Social Networking More Popular than Porn: What it Means for Competitive Advantage

A CI colleague of mine passed along a story that had been brought to her attention.  According to Hitwise, social networking web sites have become more popular than porn sites.  I’m sure that there is a lot that can be said about the methodology of this headline-grabbing conclusion.  For the moment I want to either assume that the study is true or that it’s close enough to being true to support the suppositions that I am about to make for the consequences to competitive advantage.  My colleague asked in her e-mail “What is the significance of this?” and I responded thusly…

The take-away for me is that the connectivity delivered by social networking meets a fundamental human need even more ingrained and needed than sexual gratification (to put it bluntly).  

It’s not a fad or flash in the pan.  While the cast of players may change (Facebook, Twitter, etc.) the concept of social networking and subsequent threats and opportunities are here to stay.  Many business leaders are planning to wait out what they see as a fad, and many corporate leaders are maintaining or instituting misguided policies that are based on the assumption that you can separate human employees from something so fundamentally human.  

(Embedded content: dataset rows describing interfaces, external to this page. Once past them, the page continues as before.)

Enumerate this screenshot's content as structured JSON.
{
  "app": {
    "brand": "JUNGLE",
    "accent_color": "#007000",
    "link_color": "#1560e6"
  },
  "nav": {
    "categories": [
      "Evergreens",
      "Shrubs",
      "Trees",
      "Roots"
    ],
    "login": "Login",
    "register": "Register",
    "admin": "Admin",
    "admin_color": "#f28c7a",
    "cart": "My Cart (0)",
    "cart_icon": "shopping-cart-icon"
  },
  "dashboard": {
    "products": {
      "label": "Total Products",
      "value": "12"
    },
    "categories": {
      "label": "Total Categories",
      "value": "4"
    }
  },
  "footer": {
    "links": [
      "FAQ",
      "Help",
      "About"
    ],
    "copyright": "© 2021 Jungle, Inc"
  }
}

Policies in information security, public relations, human relations, marketing, sales… the list goes on all have to take this reality into consideration.  Old “sledgehammer” strategies are not going to work going forward.  The best and the brightest are going to go where they can maintain and grow their self actualization through social tools both inside the company, with partners/customers and their social lives.  Many boundaries are going to collapse as a consequence.  It’s not going to be all flowers and happiness because everybody involved is going to have to be a lot smarter.  

Those managers and employees that can apply a modicum of common sense (I hope that I fit in that category) are going to do better than the “zero tolerance” models that existed in the command-and-control world.  Business models that take advantage of social media will do better than those that don’t.

The long and short of the case I am trying to make about social media in general is that it is here to stay.  This is not to cast myself as all ra-ra social networking, web 2.0, this-time-the-revolution-will-not-be-televised dilettante.  I am, however, a firm believer in the human desire for self-actualization and socialization as a fundamental need and a higher level of desire.  While the recession may temper Generation Y’s selectiveness or job hopping looking for that perfect job, these needs are neither temporary nor generational in their nature.  Over the long term (Five years?  A decade?) the need for employers to utilize technology to accommodate those needs among customers and employees is going to become business as usual.  On its way to becoming table stakes some companies will take the smarts needed to satisfy those needs a competitive advantage.

More Ideas on Giving Away Conference Content

Jon Lowder of the Competitive Intelligence Marketplace blog had some excellent suggestions on alternative business models for giving away conference content.  These are some excellent alternatives to my own suggestions from my previous post on giving away podcasts of conference content:

  • Make certain videos free from the get-go.  Just one or two to keep the buzz of the conference going.
  • Make all videos free to SCIP members behind the SCIP firewall,
    similar to what they do with magazine articles.  Perhaps there’s a 3-6
    month delay in doing this so that there’s still a premium for attending
    the conference.  It’s always a good idea to have more membership
  • If you’re going to charge for the video then forget what I said about lower quality being better than no video at all.
  • Sell sponsorships of each presentation, and by extension the video.

Sadly, Jon was not able to post his suggestions in a comment to my own blog.  Previous run-ins with crazy volumes of SPAM led me to be perhaps a little overzealous in limiting readers’ ability to comment.  I have made some changes to the blog srttings and hopefully have fixed this as an issue.  Just know that any offers for herbal Viagra you see posted in the comments of this blog do not come with my endorsement.